Is Arminianism a damnable heresy?

Stephen Pribble

Having been condemned by the Synod of Dordrecht (Dort) in 1618-1619, Arminianism is indeed a heresy, a serious departure from the historic faith of the Christian church. “Arminius, a theological professor at the University of Leyden, departed from the Reformed faith in his teaching concerning five important points. He taught conditional election on the ground of foreseen faith, universal atonement, partial depravity, resistible grace, and the possibility of a lapse from grace. These views were rejected by the Synod…” (from the introduction to the Canons of Dort in the Psalter Hymnal, 1959 ed.).

The Bible teaches that God elected His people in Christ before time began. “According as he hath chosen us in him before the foundation of the world…” (Eph. 1:4). This election was out of God’s mere free grace and love, with nothing in the creature as a condition or cause inducing Him to do this. “(For the children being not yet born, neither having done any good or evil, that the purpose of God according to election might stand, not of works, but of him that calleth;)… So then it is not of him that willeth, nor of him that runneth, but of God that showeth mercy” (Rom. 9:11, 16).

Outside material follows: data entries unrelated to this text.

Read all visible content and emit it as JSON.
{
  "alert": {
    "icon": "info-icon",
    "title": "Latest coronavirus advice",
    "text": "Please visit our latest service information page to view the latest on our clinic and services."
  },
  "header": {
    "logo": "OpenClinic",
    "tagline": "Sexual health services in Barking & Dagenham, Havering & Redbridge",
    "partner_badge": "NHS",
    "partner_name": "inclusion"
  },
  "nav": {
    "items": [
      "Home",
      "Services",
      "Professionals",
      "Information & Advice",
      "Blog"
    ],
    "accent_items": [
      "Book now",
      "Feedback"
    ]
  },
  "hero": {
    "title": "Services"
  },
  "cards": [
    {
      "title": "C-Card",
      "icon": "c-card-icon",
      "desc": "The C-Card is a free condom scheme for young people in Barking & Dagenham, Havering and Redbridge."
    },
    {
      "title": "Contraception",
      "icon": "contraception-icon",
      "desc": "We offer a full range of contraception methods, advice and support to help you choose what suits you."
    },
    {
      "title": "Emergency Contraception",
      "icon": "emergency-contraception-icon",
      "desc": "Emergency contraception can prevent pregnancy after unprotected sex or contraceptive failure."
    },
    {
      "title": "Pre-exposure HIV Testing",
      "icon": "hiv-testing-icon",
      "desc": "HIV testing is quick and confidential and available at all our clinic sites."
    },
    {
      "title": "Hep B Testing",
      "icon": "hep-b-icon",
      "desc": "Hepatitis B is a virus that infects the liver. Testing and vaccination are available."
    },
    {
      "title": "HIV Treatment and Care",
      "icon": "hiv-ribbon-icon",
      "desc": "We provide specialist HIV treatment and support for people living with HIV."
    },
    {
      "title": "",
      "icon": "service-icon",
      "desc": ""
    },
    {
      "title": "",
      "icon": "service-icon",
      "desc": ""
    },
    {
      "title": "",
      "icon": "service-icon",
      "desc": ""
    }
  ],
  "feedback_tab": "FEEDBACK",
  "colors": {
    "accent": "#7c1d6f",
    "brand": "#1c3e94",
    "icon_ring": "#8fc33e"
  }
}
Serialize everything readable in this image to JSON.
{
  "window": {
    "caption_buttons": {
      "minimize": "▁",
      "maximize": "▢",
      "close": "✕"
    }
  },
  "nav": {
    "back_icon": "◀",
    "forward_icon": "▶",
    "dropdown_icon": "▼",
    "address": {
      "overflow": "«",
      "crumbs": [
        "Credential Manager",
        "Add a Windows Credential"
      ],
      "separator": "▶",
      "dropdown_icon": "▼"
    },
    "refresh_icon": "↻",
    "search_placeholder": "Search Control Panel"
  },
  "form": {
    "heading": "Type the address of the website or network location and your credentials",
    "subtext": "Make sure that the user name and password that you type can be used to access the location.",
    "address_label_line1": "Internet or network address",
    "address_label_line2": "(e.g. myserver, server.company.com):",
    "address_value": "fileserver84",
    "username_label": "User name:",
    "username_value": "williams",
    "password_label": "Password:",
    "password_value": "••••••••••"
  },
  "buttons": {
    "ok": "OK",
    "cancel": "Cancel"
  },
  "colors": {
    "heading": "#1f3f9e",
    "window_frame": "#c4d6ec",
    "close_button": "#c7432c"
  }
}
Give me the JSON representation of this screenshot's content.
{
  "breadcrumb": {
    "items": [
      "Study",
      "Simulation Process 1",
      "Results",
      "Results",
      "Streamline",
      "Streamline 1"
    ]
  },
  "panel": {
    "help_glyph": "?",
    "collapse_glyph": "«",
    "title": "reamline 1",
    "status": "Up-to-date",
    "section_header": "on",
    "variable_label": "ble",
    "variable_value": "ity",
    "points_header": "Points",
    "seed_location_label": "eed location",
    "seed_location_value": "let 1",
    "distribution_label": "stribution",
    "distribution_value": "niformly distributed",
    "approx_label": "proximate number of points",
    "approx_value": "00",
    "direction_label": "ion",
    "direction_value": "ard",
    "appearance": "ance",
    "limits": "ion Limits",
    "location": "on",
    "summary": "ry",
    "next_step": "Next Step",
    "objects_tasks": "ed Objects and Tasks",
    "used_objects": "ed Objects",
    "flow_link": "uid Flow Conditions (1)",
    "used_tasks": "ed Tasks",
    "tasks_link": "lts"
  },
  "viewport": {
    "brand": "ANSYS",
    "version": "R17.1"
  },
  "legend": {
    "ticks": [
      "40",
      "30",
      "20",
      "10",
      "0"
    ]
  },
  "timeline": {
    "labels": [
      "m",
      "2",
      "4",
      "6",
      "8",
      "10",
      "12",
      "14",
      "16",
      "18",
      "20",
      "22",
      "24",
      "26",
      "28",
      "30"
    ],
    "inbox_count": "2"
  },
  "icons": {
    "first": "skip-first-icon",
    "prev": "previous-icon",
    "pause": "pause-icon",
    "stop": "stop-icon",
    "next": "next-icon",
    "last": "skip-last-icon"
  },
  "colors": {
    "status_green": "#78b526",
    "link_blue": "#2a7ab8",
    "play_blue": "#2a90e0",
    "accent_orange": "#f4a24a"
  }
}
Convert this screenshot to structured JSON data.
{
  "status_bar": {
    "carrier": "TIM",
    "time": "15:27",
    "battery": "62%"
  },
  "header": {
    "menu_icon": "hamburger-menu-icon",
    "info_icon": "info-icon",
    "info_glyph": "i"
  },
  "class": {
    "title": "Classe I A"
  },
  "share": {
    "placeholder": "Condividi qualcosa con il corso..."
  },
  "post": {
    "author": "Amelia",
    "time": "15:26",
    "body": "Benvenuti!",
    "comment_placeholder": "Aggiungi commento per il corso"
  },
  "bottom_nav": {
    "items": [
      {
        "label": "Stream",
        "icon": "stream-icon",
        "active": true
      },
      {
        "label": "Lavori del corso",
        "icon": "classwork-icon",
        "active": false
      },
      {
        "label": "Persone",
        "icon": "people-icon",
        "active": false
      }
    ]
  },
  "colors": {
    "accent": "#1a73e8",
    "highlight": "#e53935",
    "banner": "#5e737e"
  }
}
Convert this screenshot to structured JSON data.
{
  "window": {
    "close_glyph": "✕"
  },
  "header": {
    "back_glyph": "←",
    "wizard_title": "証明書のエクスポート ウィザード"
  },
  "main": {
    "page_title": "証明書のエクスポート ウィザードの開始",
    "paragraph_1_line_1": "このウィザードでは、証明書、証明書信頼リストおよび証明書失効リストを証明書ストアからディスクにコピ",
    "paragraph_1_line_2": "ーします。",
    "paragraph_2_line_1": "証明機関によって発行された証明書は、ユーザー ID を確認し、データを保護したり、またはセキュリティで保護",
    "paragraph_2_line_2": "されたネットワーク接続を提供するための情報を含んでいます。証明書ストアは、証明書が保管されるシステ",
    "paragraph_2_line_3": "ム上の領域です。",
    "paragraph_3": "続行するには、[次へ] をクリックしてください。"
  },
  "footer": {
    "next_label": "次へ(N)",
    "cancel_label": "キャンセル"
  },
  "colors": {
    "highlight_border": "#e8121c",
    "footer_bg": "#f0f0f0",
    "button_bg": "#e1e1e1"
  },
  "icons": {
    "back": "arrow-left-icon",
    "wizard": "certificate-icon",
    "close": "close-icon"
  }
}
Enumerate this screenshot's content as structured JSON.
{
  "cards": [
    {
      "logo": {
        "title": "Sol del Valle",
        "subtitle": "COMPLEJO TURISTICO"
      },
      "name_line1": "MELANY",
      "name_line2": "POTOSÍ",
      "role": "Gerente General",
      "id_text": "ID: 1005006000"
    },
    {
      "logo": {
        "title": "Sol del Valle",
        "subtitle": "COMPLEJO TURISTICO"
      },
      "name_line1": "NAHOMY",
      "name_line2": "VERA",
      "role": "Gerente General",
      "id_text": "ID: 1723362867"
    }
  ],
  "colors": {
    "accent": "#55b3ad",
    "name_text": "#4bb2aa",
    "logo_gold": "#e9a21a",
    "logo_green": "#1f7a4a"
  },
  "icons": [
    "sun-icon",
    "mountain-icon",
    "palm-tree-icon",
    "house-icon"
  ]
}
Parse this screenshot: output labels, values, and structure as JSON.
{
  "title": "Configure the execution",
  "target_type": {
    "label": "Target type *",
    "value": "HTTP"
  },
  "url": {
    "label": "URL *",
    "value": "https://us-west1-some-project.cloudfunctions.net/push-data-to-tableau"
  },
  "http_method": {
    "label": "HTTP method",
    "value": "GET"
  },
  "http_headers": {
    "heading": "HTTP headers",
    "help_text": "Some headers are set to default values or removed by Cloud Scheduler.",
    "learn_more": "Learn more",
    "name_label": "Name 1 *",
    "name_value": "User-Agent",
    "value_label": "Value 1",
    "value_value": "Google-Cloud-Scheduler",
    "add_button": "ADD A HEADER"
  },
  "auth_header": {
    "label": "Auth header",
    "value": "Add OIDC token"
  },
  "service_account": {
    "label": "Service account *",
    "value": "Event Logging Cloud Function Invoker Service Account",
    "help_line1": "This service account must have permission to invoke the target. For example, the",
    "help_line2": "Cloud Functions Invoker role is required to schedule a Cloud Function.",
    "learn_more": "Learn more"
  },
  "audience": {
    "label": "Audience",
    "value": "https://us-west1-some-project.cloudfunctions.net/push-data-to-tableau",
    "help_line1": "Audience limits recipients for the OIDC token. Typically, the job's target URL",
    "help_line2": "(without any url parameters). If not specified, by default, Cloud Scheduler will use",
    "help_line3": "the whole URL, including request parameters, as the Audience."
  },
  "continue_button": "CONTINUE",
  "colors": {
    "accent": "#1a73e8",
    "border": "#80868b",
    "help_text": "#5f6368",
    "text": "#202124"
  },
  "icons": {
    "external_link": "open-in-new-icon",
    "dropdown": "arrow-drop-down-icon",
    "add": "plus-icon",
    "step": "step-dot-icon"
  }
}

The Bible teaches that Christ did His atoning work on behalf of His elect people, and no others. “Christ also loved the church, and gave himself for it” (Eph. 5:25). “I lay down my life for the sheep” (Jn. 10:15). “I pray for them: I pray not for the world, but for them which thou hast given me; for they are thine” (John 17:9). Continue reading

Hyper-Calvinism: the perennial misnomer

GRANT SWART

In response to those who often refer to a group of people mistakenly labeled “hyper”-Calvinists, I felt it imperative to outline a few important distinctions between true Calvinist doctrine and what is referred to as “hyper”-Calvinism. If the 17 points I have listed below are those which supposedly distinguish and constitute “hyper”-Calvinism, then by that very implication, those points cannot also be what Calvinists believe. If those are the points which allegedly separate “hyper”-Calvinists from Calvinists, then those points cannot be ascribed to both sides, for then they would not be distinguishing points.

Nowhere in Calvin’s theology did he teach any of the 17 points which I list toward the end of this article, yet these points are perennially ascribed to those who agree with the doctrines of Grace. I might remind the reader here that TULIP was not Calvin’s invention, but was an acronym for the pronouncements of the Synod of Dort (1618) tasked with defending biblical doctrine, not Calvinism per se, against obvious destructive heresies of the time. Even so, it is clear that, when the doctrines as laid out in the five points of Calvinism or TULIP are understood, none of the distinguishing 17 points as I have listed below can be ascribed to TULIP. It is quite clear therefore that the term “hyper”-Calvinism is a misnomer and has no foundation in or relation to true Calvinism.

“Hyper”-Calvinism is a term which has been brandished as a whimsical weapon by those who Continue reading